Political science professor Thomas Schaller reflected on Sen. Mikulski’s service to Maryland and the nation in an op-ed published in the Baltimore Sun: “She will leave a legacy as one of the state’s most admired politicians and among the most influential women ever to serve in Congress,” Schaller wrote in his column titled “A lifetime spent in service.”
Schaller was also quoted in a Washington Post article about former Gov. Martin O’Malley’s decision not to run for Mikulski’s seat, saying “I think this makes it pretty clear that he’s going to run for president or at least give it a shot.” Schaller was also mentioned in a Washington Post column by E.J. Dionne on his analysis of the national Republican party in his new book The Stronghold: How Republicans Captured Congress but Surrendered the White House.
School of Public Policy director Donald Norris appeared on WJZ-TV and commented on what could happen in the race to fill the vacated Senate seat: “Who the Republicans field, if they field a very serious, well-funded candidate, the Democrats are going to have to match that. So yes, it could be very expensive,” said Norris. “There could be a huge number of Democrats in the primary,” he added in a Capital Gazette article.
For a list of complete coverage, see below:
Sen. Mikulski, Groundbreaker for Female Legislators, Won’t Seek Re-Election (NPR)
A lifetime spent in service (Baltimore Sun op-ed)
O’Malley will not run for Mikulski’s U.S. Senate Seat (Washington Post)
The GOP’s big ‘yes’ to ‘no’ (Washington Post)
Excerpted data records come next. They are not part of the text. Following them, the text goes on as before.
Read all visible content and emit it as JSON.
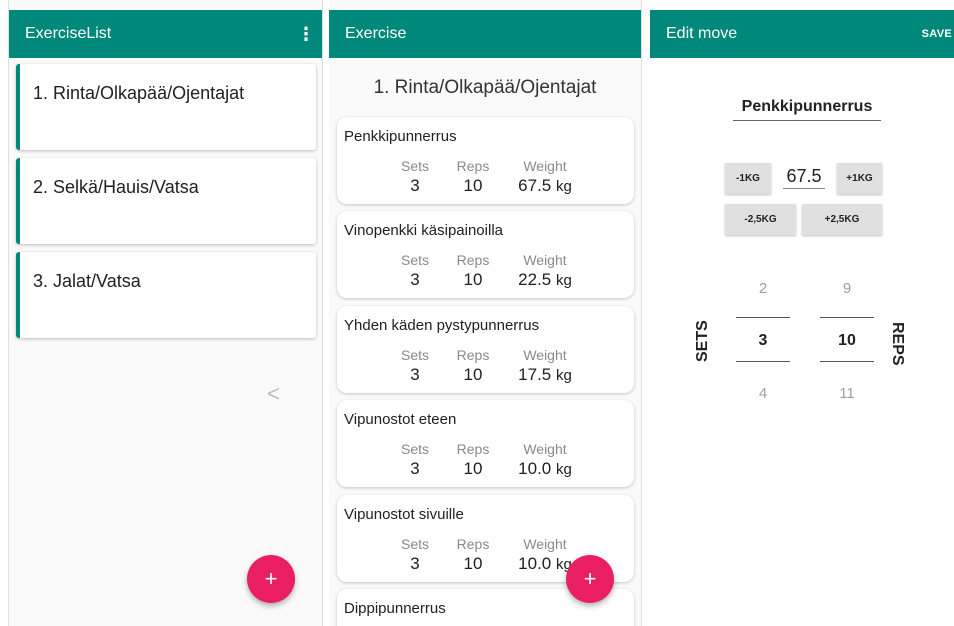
{
  "workout_list": {
    "title": "ExerciseList",
    "workouts": [
      "1. Rinta/Olkapää/Ojentajat",
      "2. Selkä/Hauis/Vatsa",
      "3. Jalat/Vatsa"
    ],
    "back_glyph": "<",
    "fab_label": "+"
  },
  "exercise": {
    "title": "Exercise",
    "workout_title": "1. Rinta/Olkapää/Ojentajat",
    "labels": {
      "sets": "Sets",
      "reps": "Reps",
      "weight": "Weight"
    },
    "unit": "kg",
    "items": [
      {
        "name": "Penkkipunnerrus",
        "sets": "3",
        "reps": "10",
        "weight": "67.5"
      },
      {
        "name": "Vinopenkki käsipainoilla",
        "sets": "3",
        "reps": "10",
        "weight": "22.5"
      },
      {
        "name": "Yhden käden pystypunnerrus",
        "sets": "3",
        "reps": "10",
        "weight": "17.5"
      },
      {
        "name": "Vipunostot eteen",
        "sets": "3",
        "reps": "10",
        "weight": "10.0"
      },
      {
        "name": "Vipunostot sivuille",
        "sets": "3",
        "reps": "10",
        "weight": "10.0"
      },
      {
        "name": "Dippipunnerrus"
      }
    ],
    "fab_label": "+"
  },
  "edit_move": {
    "title": "Edit move",
    "save_label": "SAVE",
    "move_name": "Penkkipunnerrus",
    "weight": "67.5",
    "buttons": {
      "minus1": "-1KG",
      "plus1": "+1KG",
      "minus25": "-2,5KG",
      "plus25": "+2,5KG"
    },
    "sets_picker": {
      "label": "SETS",
      "prev": "2",
      "current": "3",
      "next": "4"
    },
    "reps_picker": {
      "label": "REPS",
      "prev": "9",
      "current": "10",
      "next": "11"
    }
  }
}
Race to Replace Sen. Barbara Mikulski Wide Open (WJZ-TV)
‘Free-for-all’ expected in wake of Sen. Barbara Mikulski’s retirement announcement (Capital Gazette)